■ Data provided:
....................

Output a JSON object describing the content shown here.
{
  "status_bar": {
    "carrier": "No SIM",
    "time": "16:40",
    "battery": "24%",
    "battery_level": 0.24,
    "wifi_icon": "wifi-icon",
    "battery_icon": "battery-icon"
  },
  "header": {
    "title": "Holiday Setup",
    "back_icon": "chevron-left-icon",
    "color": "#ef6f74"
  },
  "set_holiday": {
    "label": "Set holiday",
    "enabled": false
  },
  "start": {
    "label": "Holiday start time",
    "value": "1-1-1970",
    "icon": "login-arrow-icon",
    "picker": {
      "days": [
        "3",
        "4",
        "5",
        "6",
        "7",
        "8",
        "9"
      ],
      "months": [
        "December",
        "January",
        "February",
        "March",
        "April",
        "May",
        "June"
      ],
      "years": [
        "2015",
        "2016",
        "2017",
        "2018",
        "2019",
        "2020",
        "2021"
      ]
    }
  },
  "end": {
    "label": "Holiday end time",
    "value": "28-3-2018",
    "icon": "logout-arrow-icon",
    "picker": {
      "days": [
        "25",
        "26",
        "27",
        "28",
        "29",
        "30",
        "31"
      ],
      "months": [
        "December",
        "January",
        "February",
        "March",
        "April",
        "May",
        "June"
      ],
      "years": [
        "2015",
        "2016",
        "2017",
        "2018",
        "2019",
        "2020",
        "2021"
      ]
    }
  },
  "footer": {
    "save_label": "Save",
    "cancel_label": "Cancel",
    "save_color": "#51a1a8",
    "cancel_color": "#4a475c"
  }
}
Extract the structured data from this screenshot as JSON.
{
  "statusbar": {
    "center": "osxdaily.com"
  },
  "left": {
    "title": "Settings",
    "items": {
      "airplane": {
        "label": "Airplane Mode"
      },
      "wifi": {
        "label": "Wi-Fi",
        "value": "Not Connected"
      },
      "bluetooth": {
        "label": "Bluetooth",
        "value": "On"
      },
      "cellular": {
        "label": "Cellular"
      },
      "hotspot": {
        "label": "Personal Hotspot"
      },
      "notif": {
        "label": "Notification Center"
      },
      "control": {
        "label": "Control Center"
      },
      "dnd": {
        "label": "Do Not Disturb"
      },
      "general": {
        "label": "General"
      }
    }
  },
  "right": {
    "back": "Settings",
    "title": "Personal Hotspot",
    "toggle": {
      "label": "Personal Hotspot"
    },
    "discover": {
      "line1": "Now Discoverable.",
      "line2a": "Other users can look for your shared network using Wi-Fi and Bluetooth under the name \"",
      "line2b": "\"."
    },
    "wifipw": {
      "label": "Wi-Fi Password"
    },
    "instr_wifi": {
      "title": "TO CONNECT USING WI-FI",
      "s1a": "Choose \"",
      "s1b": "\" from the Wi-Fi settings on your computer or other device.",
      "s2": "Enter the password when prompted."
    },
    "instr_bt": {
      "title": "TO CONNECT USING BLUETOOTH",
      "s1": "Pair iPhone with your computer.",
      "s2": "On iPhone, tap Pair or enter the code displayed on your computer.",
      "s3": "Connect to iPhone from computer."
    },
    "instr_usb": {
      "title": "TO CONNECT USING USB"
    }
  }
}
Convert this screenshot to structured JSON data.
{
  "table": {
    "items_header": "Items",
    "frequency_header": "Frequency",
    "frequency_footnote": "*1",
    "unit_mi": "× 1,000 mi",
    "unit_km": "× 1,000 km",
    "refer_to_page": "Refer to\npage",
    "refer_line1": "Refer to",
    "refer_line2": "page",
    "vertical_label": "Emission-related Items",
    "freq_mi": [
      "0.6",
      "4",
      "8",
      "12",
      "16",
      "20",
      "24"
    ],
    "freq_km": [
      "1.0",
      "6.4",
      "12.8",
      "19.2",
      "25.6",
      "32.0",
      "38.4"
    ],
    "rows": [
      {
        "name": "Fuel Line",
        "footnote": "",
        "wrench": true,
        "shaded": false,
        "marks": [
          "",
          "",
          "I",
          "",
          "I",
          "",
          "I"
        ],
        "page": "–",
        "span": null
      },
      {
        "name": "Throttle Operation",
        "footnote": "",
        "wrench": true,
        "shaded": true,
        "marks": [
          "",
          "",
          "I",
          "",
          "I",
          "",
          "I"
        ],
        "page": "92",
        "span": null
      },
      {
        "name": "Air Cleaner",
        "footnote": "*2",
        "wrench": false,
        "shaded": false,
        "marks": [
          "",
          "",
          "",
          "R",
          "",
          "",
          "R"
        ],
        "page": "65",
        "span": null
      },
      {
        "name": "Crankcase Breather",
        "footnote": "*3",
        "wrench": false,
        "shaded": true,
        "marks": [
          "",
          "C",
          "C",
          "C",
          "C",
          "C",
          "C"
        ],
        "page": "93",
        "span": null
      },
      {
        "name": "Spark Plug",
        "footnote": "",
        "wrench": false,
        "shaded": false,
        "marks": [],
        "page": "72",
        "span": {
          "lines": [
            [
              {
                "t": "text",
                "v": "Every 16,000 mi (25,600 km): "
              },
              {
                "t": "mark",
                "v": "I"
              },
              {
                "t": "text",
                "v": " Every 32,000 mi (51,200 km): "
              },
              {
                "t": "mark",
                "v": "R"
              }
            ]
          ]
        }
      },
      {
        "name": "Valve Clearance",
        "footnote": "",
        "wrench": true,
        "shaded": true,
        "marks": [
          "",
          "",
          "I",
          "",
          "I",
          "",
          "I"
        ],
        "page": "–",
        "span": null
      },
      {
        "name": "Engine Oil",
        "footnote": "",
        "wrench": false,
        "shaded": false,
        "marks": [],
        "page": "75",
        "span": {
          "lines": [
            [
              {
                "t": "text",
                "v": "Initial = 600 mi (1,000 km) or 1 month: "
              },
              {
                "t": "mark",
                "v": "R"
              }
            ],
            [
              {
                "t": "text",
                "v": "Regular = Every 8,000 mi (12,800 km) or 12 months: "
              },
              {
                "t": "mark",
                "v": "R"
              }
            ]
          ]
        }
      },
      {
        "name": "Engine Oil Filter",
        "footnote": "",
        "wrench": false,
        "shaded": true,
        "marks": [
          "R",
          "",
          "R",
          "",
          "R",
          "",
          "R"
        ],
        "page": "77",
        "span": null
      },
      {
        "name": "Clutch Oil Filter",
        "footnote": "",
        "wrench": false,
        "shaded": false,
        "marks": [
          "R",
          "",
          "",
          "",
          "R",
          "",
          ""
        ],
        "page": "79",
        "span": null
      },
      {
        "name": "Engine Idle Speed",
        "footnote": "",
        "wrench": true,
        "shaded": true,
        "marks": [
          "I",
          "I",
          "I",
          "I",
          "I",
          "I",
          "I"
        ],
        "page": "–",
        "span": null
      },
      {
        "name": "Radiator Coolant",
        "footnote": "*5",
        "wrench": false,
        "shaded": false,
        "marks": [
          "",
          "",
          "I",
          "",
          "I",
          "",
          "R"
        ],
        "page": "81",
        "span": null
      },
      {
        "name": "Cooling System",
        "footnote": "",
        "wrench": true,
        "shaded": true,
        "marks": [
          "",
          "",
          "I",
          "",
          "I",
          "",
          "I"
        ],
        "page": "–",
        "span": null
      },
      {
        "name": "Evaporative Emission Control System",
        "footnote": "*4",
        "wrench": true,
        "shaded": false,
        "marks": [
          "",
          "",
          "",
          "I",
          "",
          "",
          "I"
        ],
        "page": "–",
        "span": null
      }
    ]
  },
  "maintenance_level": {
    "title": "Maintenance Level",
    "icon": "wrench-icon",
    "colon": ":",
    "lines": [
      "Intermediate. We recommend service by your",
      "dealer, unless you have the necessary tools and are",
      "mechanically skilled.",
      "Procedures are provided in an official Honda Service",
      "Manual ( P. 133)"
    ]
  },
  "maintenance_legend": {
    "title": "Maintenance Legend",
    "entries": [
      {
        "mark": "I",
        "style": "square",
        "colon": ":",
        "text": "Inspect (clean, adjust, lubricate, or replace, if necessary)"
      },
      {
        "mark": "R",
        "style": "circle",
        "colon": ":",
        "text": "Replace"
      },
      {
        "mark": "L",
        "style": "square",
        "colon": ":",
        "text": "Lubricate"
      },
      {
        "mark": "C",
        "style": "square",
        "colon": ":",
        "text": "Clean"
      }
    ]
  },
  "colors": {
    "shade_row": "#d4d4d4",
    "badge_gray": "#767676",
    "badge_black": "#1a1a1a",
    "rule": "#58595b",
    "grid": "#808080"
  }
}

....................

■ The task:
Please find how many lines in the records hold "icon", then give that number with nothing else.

■ Task answer:
6